>>

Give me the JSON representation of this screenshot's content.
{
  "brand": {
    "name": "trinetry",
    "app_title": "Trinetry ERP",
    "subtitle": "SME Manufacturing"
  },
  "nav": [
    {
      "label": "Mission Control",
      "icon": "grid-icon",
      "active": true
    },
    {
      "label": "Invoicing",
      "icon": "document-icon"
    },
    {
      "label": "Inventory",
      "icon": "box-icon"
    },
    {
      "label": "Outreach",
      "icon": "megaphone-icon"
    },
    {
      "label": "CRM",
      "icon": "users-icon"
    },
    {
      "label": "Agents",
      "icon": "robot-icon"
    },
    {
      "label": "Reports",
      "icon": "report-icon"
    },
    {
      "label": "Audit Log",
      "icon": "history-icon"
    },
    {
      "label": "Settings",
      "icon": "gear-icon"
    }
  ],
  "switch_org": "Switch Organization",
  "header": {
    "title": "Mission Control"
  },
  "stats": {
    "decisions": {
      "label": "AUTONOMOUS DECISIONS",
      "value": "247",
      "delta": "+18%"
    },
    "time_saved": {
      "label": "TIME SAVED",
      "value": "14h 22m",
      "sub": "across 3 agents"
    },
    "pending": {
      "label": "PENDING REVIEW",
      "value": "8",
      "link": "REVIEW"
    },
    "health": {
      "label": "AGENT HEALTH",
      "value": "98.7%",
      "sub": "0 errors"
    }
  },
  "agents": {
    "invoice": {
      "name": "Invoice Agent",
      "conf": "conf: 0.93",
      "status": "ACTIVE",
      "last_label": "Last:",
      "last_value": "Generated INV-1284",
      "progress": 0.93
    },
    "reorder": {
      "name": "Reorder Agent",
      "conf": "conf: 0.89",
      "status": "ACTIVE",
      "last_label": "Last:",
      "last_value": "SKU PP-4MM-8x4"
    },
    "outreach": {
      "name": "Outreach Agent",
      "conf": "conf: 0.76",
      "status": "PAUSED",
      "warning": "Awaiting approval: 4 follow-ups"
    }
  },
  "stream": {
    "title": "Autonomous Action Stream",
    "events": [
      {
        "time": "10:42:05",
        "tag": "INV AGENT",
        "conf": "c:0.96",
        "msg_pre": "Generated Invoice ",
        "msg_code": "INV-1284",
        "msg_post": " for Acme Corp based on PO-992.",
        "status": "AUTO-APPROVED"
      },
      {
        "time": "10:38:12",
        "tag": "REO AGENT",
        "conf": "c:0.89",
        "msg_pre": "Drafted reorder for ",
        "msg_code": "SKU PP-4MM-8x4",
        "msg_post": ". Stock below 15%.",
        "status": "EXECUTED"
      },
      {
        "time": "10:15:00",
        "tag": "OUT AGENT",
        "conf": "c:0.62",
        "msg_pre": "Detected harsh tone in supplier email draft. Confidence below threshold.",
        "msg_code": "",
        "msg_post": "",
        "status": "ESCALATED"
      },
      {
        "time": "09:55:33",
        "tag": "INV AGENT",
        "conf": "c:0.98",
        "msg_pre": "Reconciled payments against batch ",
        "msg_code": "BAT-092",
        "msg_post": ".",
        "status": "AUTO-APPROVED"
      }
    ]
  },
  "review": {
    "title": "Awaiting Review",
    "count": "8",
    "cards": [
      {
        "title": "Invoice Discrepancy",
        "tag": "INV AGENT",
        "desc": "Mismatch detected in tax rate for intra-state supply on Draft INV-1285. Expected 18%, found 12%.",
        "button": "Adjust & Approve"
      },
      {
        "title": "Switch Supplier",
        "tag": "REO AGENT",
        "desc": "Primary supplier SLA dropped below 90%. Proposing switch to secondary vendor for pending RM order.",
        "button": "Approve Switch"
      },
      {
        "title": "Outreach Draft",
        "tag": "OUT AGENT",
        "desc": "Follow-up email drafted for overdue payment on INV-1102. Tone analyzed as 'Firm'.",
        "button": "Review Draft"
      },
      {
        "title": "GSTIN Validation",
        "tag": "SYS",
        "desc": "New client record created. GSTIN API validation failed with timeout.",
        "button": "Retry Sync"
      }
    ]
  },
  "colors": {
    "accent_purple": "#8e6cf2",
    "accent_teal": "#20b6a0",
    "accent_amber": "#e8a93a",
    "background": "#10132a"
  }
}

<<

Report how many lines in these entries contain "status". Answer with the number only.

Answer space: 7